ReNew Economy has a post on the growing solar PV energy storage industry - Graph of the Day: Commercial solar storage tipped to boom.
There has been no shortage of big talk about the huge, and as-yet untapped potential of the global solar energy storage market, mostly revolving around growth in the residential and utility-scale PV sectors. But this week, a new report by energy analysts IHS has predicted that commercial PV storage will become the largest player in the market, with projections suggesting it will grow by a factor of 700 by 2017.
Currently the smallest market segment at just 3.2MW, commercial storage is due to mushroom to almost 2.3GW by 2017 – from 5 per cent of the market to 40 per cent in five years – according to the IHS report ‘The Role of Energy Storage in the PV Industry’.
RNE also has a related post on energy storage for solar thermal energy - Return of the steam engine: cheap storage for solar.
Not long after Robert Mierisch finished up as director of thermal systems research at the solar thermal energy pioneer Ausra, he took himself to the Smithsonian in Washington, the world’s largest museum complex, to find out everything he could about the Skinner steam engine.
Mierisch was playing on a hunch. Or should that be a conviction. He had worked with solar thermal energy for years, and had been looking for a viable storage solution. He thought he could find the enabler in comparatively ancient technology.

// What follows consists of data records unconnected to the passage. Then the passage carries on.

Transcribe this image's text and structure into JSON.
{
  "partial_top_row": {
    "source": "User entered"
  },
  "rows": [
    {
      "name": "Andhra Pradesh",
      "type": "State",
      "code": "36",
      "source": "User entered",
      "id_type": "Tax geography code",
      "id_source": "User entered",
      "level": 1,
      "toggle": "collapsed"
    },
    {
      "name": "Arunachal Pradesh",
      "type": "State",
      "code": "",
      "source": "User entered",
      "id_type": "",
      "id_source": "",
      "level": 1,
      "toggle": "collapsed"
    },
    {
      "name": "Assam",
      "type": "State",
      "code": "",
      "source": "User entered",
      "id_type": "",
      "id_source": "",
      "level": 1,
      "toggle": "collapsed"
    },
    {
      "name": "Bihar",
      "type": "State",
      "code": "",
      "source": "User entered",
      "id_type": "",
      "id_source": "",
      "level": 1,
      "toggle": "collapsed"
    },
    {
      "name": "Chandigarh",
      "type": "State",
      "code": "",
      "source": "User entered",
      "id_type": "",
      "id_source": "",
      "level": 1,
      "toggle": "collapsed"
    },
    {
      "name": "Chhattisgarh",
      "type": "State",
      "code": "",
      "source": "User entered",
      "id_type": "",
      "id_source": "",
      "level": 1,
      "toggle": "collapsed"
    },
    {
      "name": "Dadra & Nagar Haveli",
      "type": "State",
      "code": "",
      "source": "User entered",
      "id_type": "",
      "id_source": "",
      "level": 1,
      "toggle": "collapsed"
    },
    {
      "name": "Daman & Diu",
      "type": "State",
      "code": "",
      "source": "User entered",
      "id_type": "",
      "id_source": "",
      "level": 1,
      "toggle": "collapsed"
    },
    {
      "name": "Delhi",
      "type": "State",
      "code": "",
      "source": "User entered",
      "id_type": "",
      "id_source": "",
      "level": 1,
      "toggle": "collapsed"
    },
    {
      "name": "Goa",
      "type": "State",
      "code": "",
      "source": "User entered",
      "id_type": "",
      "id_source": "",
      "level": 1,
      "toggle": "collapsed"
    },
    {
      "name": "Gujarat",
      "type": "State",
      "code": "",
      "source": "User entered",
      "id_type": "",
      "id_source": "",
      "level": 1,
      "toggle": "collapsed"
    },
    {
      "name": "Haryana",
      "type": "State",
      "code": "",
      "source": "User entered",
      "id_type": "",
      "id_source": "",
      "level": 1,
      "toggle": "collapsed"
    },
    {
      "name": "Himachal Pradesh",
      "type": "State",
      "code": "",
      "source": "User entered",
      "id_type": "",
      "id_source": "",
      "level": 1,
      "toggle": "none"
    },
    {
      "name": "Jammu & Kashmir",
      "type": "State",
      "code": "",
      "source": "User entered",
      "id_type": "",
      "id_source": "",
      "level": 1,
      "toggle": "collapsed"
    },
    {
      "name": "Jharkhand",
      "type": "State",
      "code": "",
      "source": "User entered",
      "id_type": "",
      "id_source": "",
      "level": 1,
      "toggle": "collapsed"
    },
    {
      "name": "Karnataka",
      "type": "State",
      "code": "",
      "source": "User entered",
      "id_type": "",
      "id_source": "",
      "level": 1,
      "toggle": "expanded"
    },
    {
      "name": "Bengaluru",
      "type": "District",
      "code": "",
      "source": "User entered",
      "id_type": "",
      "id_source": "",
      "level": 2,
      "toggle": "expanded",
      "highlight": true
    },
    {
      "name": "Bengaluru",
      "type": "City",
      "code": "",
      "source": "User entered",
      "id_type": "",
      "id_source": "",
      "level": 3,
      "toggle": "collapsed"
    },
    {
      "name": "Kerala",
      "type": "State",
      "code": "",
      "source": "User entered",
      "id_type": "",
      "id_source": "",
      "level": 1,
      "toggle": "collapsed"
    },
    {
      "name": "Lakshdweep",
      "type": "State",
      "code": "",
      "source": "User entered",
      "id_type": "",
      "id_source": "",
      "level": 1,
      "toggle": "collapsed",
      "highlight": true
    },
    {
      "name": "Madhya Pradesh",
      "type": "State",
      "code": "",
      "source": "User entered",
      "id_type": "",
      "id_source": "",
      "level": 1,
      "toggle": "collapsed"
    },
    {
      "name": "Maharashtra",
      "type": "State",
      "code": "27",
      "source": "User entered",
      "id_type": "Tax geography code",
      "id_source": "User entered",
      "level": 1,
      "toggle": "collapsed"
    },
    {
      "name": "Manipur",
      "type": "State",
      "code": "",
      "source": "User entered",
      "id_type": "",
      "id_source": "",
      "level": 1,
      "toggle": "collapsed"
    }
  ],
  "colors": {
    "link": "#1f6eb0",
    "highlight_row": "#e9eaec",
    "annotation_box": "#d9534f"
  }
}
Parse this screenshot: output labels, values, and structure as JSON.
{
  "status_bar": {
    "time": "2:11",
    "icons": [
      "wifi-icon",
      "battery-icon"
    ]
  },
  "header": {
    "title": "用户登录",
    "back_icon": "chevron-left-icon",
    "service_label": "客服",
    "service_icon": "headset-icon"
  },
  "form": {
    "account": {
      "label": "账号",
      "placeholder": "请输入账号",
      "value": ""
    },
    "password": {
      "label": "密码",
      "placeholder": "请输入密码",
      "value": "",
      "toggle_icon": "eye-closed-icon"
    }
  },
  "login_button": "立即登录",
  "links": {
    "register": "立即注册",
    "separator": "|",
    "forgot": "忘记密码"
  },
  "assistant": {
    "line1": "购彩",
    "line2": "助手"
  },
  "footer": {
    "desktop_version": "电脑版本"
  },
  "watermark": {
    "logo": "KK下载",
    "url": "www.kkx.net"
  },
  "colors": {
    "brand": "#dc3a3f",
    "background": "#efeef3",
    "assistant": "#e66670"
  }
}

Steam turbines, he reasoned, couldn’t do the job at the scale he had in mind, nor did they have the flexibility required to replace diesel power. But steam engines just might. This is what led him to the Smithsonian and the Skinner Unaflow steam engine, which were used in ships through the 1940s, the last commercial version of the steam engine that had begun at the start of the industrial revolution nearly 200 years earlier.
Now, a unique distributed generation technology with storage, the product of a 4-year collaboration between Mierisch and Steve Bisset, another Australian expat and Silicon Valley entrepreneur, is soon to see the light of day.
Terrajoule, the Redwood City, California-based company they co-founded, will soon bring a demonstration system up to full-power operation, generating 100 kW for 24 hours per day. This is a key milestone toward bringing the solar/steam/storage technology to market within the next 18 months.
Mierisch and Bisset say their technology is potentially revolutionary but deceptively simple. It combines inexpensive solar power with inexpensive storage and behaves like an electric motor plugged into the grid, or even like a diesel genset. In other words, it can operate 24 hours per day, but without the utility bill or the fuel cost. And they say it will be cheaper and far more efficient than alternatives such as solar PV combined with batteries.
RenewEconomy was invited in July to visit Terrajoule’s demonstration site near Oakdale, on an irrigated almond farm in the heart of the California Valley, about 150kms east of San Francisco (see photo).
There, Terrajoule has an array of parabolic trough receivers that collect solar energy to create steam to drive the engine. The breakthrough comes from the realization that the storage can be created by exploiting the difference between the high pressure and the low pressure cycles of the engine.